Here's another prediction of yesteryear that never panned out. Found in the Kingsport News - Apr 2, 1959:
J. McLaren Thomson, president of the National Hairdressers Federation, predicts that both men and women will have their hair short by 1999 so that they can wear space helmets. He said women will have a collection of wigs to wear with special dresses for gala occasions.
Do afros make you think of chairs? That's what they made Korean designer Yangsoo Pyo think of, inspiring him to create the "Afro Chair." He writes:
"Afro" is a chair that employed the image of the hair style "Afro Permanent hair." Springs are used to visualize the tangled and puffed up texture of the afro hair. The springs used to create the "Afro chair" are the two-ring binder springs used to bind together a notebook. The two-ring binders do not get tangled but rather wraps around each other.

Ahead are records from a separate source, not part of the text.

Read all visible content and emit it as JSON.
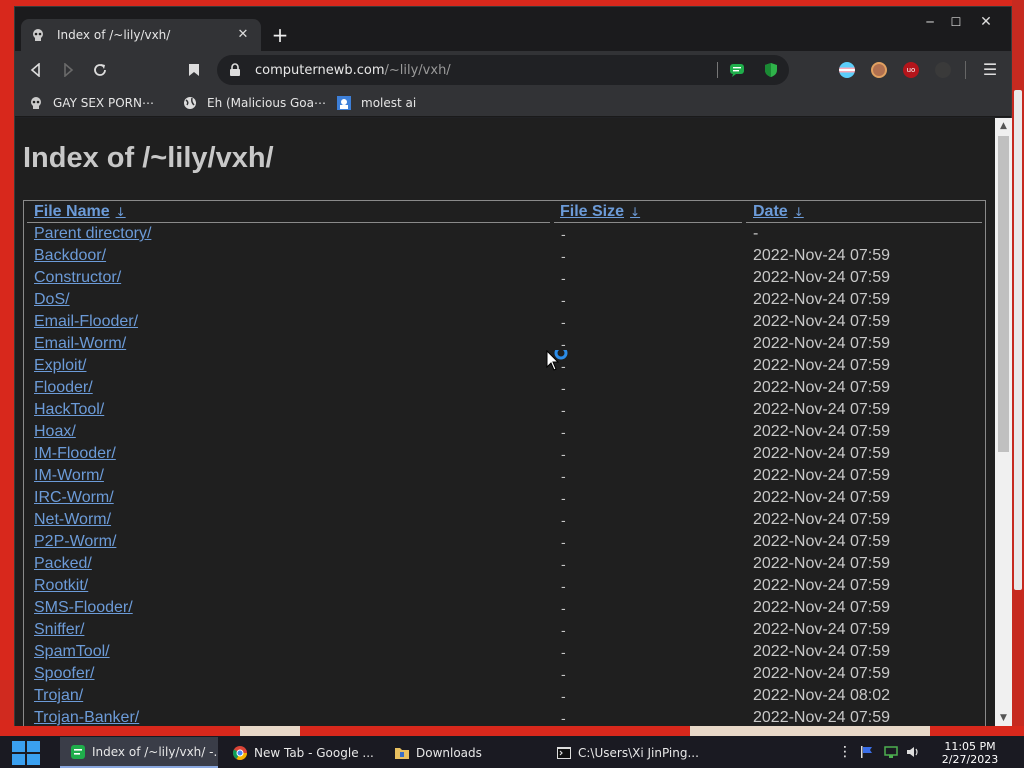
{
  "browser": {
    "tab_title": "Index of /~lily/vxh/",
    "new_tab_symbol": "+",
    "url_host": "computernewb.com",
    "url_path": "/~lily/vxh/",
    "bookmarks": [
      "GAY SEX PORN⋯",
      "Eh (Malicious Goa⋯",
      "molest ai"
    ]
  },
  "page": {
    "title": "Index of /~lily/vxh/",
    "columns": {
      "name": "File Name",
      "size": "File Size",
      "date": "Date",
      "sort_arrow": "↓"
    },
    "rows": [
      {
        "name": "Parent directory/",
        "size": "-",
        "date": "-"
      },
      {
        "name": "Backdoor/",
        "size": "-",
        "date": "2022-Nov-24 07:59"
      },
      {
        "name": "Constructor/",
        "size": "-",
        "date": "2022-Nov-24 07:59"
      },
      {
        "name": "DoS/",
        "size": "-",
        "date": "2022-Nov-24 07:59"
      },
      {
        "name": "Email-Flooder/",
        "size": "-",
        "date": "2022-Nov-24 07:59"
      },
      {
        "name": "Email-Worm/",
        "size": "-",
        "date": "2022-Nov-24 07:59"
      },
      {
        "name": "Exploit/",
        "size": "-",
        "date": "2022-Nov-24 07:59"
      },
      {
        "name": "Flooder/",
        "size": "-",
        "date": "2022-Nov-24 07:59"
      },
      {
        "name": "HackTool/",
        "size": "-",
        "date": "2022-Nov-24 07:59"
      },
      {
        "name": "Hoax/",
        "size": "-",
        "date": "2022-Nov-24 07:59"
      },
      {
        "name": "IM-Flooder/",
        "size": "-",
        "date": "2022-Nov-24 07:59"
      },
      {
        "name": "IM-Worm/",
        "size": "-",
        "date": "2022-Nov-24 07:59"
      },
      {
        "name": "IRC-Worm/",
        "size": "-",
        "date": "2022-Nov-24 07:59"
      },
      {
        "name": "Net-Worm/",
        "size": "-",
        "date": "2022-Nov-24 07:59"
      },
      {
        "name": "P2P-Worm/",
        "size": "-",
        "date": "2022-Nov-24 07:59"
      },
      {
        "name": "Packed/",
        "size": "-",
        "date": "2022-Nov-24 07:59"
      },
      {
        "name": "Rootkit/",
        "size": "-",
        "date": "2022-Nov-24 07:59"
      },
      {
        "name": "SMS-Flooder/",
        "size": "-",
        "date": "2022-Nov-24 07:59"
      },
      {
        "name": "Sniffer/",
        "size": "-",
        "date": "2022-Nov-24 07:59"
      },
      {
        "name": "SpamTool/",
        "size": "-",
        "date": "2022-Nov-24 07:59"
      },
      {
        "name": "Spoofer/",
        "size": "-",
        "date": "2022-Nov-24 07:59"
      },
      {
        "name": "Trojan/",
        "size": "-",
        "date": "2022-Nov-24 08:02"
      },
      {
        "name": "Trojan-Banker/",
        "size": "-",
        "date": "2022-Nov-24 07:59"
      }
    ]
  },
  "taskbar": {
    "items": [
      {
        "label": "Index of /~lily/vxh/ -...",
        "icon": "chrome-dev-icon"
      },
      {
        "label": "New Tab - Google ...",
        "icon": "chrome-icon"
      },
      {
        "label": "Downloads",
        "icon": "folder-icon"
      },
      {
        "label": "C:\\Users\\Xi JinPing...",
        "icon": "terminal-icon"
      }
    ],
    "clock_time": "11:05 PM",
    "clock_date": "2/27/2023"
  },
  "colors": {
    "link": "#6c9bd8",
    "desktop": "#d8281c",
    "page_bg": "#1f1f1f"
  }
}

Therefore, there is no danger of destroying women's stockings or knitwear. In fact the chair is very comfy. The manufacturing process of this chair begins with a simple iron frame. Then, the springs are used instead of the normal sponge and leather cover.

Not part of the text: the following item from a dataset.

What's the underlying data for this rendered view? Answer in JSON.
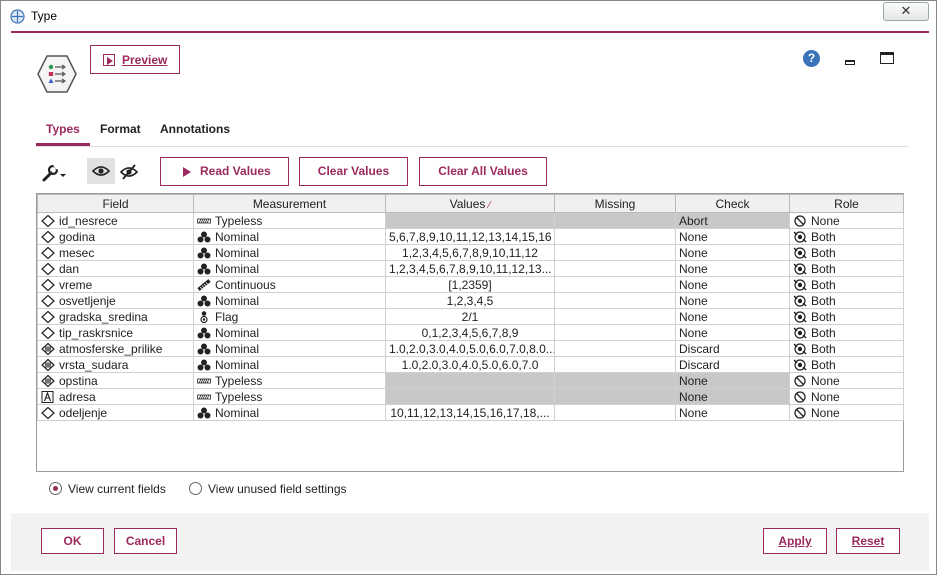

A Scottish child and a Native-American child pour hair tonic on the head of an elderly Anglo man and massage it in, while a child soldier out of some European comic opera stands by with sword upraised in tribute.
The only sensible part of this weird iconography is the Scottish kid. Once upon a time, right up to, oh, the 1960s, "anything Scottish = cheap and economical" was standard advertising shorthand.
I came across this description of a mechanical hair-brush published in Chambers's Journal of Popular Literature, Nov. 23, 1863. It operated by means of "an endless band of vulcanised india-rubber... that descends to within about a foot of your head and is made to revolve by machinery." Here's a description of it in action:
When I went in to get my hair thus brushed, had sat down before the glass, and been tucked in as usual, with bib and dressing-gown, the hair-dresser took up one of his circular brushes and hitched it to the revolving band over my head. In a moment I felt a silent fanning, as if some monstrous butterfly were hovering over me; this was the air of the twirling brush, which caught my hair up and laid it down, and traveled all over my head with incessant gentle penetration. It crept down my whiskers and searched my beard with the same tender and yet decided effect. There was no scratching, not even of the neck and ears, but the skin of cheeks and chin was reached and swept. It was a new sensation. I felt as if I should like to be brush continously for a month.
Evidently mechanical hair-brushes never caught on, because the only picture of one I could find was this: